**AIM OF THE TASK:**
Everything in the listing must be repeated word for word.

START DATASET

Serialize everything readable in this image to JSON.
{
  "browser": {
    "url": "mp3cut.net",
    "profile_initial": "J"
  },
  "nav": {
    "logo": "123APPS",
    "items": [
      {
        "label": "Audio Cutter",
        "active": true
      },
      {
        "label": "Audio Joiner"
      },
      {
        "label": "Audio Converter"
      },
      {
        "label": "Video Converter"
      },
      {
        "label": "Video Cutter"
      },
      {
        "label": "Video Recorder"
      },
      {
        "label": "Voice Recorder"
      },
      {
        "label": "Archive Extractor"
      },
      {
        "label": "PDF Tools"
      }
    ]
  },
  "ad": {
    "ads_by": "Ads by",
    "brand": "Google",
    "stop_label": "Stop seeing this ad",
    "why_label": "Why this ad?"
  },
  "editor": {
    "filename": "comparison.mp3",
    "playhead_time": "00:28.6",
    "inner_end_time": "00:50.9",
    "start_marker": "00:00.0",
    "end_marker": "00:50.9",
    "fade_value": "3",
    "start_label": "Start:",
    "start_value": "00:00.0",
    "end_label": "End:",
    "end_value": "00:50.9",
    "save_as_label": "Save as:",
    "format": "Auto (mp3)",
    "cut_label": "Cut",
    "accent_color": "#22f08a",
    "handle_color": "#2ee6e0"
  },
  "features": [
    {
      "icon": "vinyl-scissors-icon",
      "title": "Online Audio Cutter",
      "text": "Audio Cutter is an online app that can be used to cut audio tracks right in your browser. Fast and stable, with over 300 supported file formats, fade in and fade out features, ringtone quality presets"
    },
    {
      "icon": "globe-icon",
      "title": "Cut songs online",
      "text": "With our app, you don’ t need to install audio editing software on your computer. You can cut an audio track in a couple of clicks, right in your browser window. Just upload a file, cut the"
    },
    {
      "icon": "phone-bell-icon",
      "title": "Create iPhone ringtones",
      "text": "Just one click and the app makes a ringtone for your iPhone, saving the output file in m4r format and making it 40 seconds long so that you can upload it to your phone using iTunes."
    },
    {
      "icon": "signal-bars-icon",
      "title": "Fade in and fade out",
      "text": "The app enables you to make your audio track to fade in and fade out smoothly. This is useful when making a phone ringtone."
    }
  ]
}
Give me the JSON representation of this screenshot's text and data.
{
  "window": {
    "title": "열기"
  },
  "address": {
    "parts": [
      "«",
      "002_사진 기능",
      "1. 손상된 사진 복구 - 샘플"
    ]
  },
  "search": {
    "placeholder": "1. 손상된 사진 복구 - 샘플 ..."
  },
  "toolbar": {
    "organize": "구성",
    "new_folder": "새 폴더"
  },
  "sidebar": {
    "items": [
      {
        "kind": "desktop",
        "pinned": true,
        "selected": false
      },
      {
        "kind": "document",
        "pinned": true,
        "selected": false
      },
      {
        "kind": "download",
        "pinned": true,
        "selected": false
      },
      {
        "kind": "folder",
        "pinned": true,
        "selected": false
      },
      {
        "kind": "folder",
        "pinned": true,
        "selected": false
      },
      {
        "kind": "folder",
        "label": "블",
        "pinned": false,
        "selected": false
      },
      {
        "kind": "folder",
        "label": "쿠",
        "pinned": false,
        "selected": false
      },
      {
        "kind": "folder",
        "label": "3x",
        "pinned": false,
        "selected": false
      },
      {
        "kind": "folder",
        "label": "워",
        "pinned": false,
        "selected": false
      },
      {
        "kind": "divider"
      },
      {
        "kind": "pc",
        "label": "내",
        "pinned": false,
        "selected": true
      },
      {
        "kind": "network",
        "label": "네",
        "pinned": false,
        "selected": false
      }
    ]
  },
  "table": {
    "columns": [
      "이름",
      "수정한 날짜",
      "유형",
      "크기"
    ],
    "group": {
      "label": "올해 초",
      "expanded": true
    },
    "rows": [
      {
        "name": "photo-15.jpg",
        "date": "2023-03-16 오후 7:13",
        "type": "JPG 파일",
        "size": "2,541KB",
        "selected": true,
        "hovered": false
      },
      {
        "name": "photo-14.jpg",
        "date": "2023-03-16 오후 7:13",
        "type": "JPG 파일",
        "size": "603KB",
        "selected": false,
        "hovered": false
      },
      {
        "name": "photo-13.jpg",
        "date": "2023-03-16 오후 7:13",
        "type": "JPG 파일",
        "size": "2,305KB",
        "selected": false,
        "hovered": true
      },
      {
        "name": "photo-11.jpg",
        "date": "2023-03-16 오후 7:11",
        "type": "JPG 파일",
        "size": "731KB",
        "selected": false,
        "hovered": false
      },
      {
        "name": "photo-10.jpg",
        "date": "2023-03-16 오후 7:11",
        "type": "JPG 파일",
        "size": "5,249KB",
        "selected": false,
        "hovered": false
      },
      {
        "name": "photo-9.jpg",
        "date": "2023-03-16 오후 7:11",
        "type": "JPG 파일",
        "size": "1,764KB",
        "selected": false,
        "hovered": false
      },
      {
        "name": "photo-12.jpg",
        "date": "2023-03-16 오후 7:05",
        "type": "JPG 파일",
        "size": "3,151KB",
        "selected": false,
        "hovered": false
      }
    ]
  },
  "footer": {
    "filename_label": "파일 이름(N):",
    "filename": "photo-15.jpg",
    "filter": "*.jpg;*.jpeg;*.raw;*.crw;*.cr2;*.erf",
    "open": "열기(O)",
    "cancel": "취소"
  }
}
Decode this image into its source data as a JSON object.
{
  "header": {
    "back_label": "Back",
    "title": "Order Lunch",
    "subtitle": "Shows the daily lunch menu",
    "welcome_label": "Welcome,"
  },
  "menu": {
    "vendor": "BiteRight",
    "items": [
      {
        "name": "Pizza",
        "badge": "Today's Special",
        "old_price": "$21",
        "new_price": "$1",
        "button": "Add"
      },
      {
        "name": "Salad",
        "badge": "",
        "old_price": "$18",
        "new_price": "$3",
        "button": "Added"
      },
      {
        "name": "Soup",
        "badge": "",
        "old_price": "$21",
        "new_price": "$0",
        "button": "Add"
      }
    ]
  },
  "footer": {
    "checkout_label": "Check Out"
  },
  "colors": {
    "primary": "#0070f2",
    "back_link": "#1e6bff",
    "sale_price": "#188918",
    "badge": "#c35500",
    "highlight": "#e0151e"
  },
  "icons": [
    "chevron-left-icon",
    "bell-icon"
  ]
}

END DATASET

**RESPONSE FOR THIS EXERCISE:**
Serialize everything readable in this image to JSON.
{
  "browser": {
    "url": "mp3cut.net",
    "profile_initial": "J"
  },
  "nav": {
    "logo": "123APPS",
    "items": [
      {
        "label": "Audio Cutter",
        "active": true
      },
      {
        "label": "Audio Joiner"
      },
      {
        "label": "Audio Converter"
      },
      {
        "label": "Video Converter"
      },
      {
        "label": "Video Cutter"
      },
      {
        "label": "Video Recorder"
      },
      {
        "label": "Voice Recorder"
      },
      {
        "label": "Archive Extractor"
      },
      {
        "label": "PDF Tools"
      }
    ]
  },
  "ad": {
    "ads_by": "Ads by",
    "brand": "Google",
    "stop_label": "Stop seeing this ad",
    "why_label": "Why this ad?"
  },
  "editor": {
    "filename": "comparison.mp3",
    "playhead_time": "00:28.6",
    "inner_end_time": "00:50.9",
    "start_marker": "00:00.0",
    "end_marker": "00:50.9",
    "fade_value": "3",
    "start_label": "Start:",
    "start_value": "00:00.0",
    "end_label": "End:",
    "end_value": "00:50.9",
    "save_as_label": "Save as:",
    "format": "Auto (mp3)",
    "cut_label": "Cut",
    "accent_color": "#22f08a",
    "handle_color": "#2ee6e0"
  },
  "features": [
    {
      "icon": "vinyl-scissors-icon",
      "title": "Online Audio Cutter",
      "text": "Audio Cutter is an online app that can be used to cut audio tracks right in your browser. Fast and stable, with over 300 supported file formats, fade in and fade out features, ringtone quality presets"
    },
    {
      "icon": "globe-icon",
      "title": "Cut songs online",
      "text": "With our app, you don’ t need to install audio editing software on your computer. You can cut an audio track in a couple of clicks, right in your browser window. Just upload a file, cut the"
    },
    {
      "icon": "phone-bell-icon",
      "title": "Create iPhone ringtones",
      "text": "Just one click and the app makes a ringtone for your iPhone, saving the output file in m4r format and making it 40 seconds long so that you can upload it to your phone using iTunes."
    },
    {
      "icon": "signal-bars-icon",
      "title": "Fade in and fade out",
      "text": "The app enables you to make your audio track to fade in and fade out smoothly. This is useful when making a phone ringtone."
    }
  ]
}
Give me the JSON representation of this screenshot's text and data.
{
  "window": {
    "title": "열기"
  },
  "address": {
    "parts": [
      "«",
      "002_사진 기능",
      "1. 손상된 사진 복구 - 샘플"
    ]
  },
  "search": {
    "placeholder": "1. 손상된 사진 복구 - 샘플 ..."
  },
  "toolbar": {
    "organize": "구성",
    "new_folder": "새 폴더"
  },
  "sidebar": {
    "items": [
      {
        "kind": "desktop",
        "pinned": true,
        "selected": false
      },
      {
        "kind": "document",
        "pinned": true,
        "selected": false
      },
      {
        "kind": "download",
        "pinned": true,
        "selected": false
      },
      {
        "kind": "folder",
        "pinned": true,
        "selected": false
      },
      {
        "kind": "folder",
        "pinned": true,
        "selected": false
      },
      {
        "kind": "folder",
        "label": "블",
        "pinned": false,
        "selected": false
      },
      {
        "kind": "folder",
        "label": "쿠",
        "pinned": false,
        "selected": false
      },
      {
        "kind": "folder",
        "label": "3x",
        "pinned": false,
        "selected": false
      },
      {
        "kind": "folder",
        "label": "워",
        "pinned": false,
        "selected": false
      },
      {
        "kind": "divider"
      },
      {
        "kind": "pc",
        "label": "내",
        "pinned": false,
        "selected": true
      },
      {
        "kind": "network",
        "label": "네",
        "pinned": false,
        "selected": false
      }
    ]
  },
  "table": {
    "columns": [
      "이름",
      "수정한 날짜",
      "유형",
      "크기"
    ],
    "group": {
      "label": "올해 초",
      "expanded": true
    },
    "rows": [
      {
        "name": "photo-15.jpg",
        "date": "2023-03-16 오후 7:13",
        "type": "JPG 파일",
        "size": "2,541KB",
        "selected": true,
        "hovered": false
      },
      {
        "name": "photo-14.jpg",
        "date": "2023-03-16 오후 7:13",
        "type": "JPG 파일",
        "size": "603KB",
        "selected": false,
        "hovered": false
      },
      {
        "name": "photo-13.jpg",
        "date": "2023-03-16 오후 7:13",
        "type": "JPG 파일",
        "size": "2,305KB",
        "selected": false,
        "hovered": true
      },
      {
        "name": "photo-11.jpg",
        "date": "2023-03-16 오후 7:11",
        "type": "JPG 파일",
        "size": "731KB",
        "selected": false,
        "hovered": false
      },
      {
        "name": "photo-10.jpg",
        "date": "2023-03-16 오후 7:11",
        "type": "JPG 파일",
        "size": "5,249KB",
        "selected": false,
        "hovered": false
      },
      {
        "name": "photo-9.jpg",
        "date": "2023-03-16 오후 7:11",
        "type": "JPG 파일",
        "size": "1,764KB",
        "selected": false,
        "hovered": false
      },
      {
        "name": "photo-12.jpg",
        "date": "2023-03-16 오후 7:05",
        "type": "JPG 파일",
        "size": "3,151KB",
        "selected": false,
        "hovered": false
      }
    ]
  },
  "footer": {
    "filename_label": "파일 이름(N):",
    "filename": "photo-15.jpg",
    "filter": "*.jpg;*.jpeg;*.raw;*.crw;*.cr2;*.erf",
    "open": "열기(O)",
    "cancel": "취소"
  }
}
Decode this image into its source data as a JSON object.
{
  "header": {
    "back_label": "Back",
    "title": "Order Lunch",
    "subtitle": "Shows the daily lunch menu",
    "welcome_label": "Welcome,"
  },
  "menu": {
    "vendor": "BiteRight",
    "items": [
      {
        "name": "Pizza",
        "badge": "Today's Special",
        "old_price": "$21",
        "new_price": "$1",
        "button": "Add"
      },
      {
        "name": "Salad",
        "badge": "",
        "old_price": "$18",
        "new_price": "$3",
        "button": "Added"
      },
      {
        "name": "Soup",
        "badge": "",
        "old_price": "$21",
        "new_price": "$0",
        "button": "Add"
      }
    ]
  },
  "footer": {
    "checkout_label": "Check Out"
  },
  "colors": {
    "primary": "#0070f2",
    "back_link": "#1e6bff",
    "sale_price": "#188918",
    "badge": "#c35500",
    "highlight": "#e0151e"
  },
  "icons": [
    "chevron-left-icon",
    "bell-icon"
  ]
}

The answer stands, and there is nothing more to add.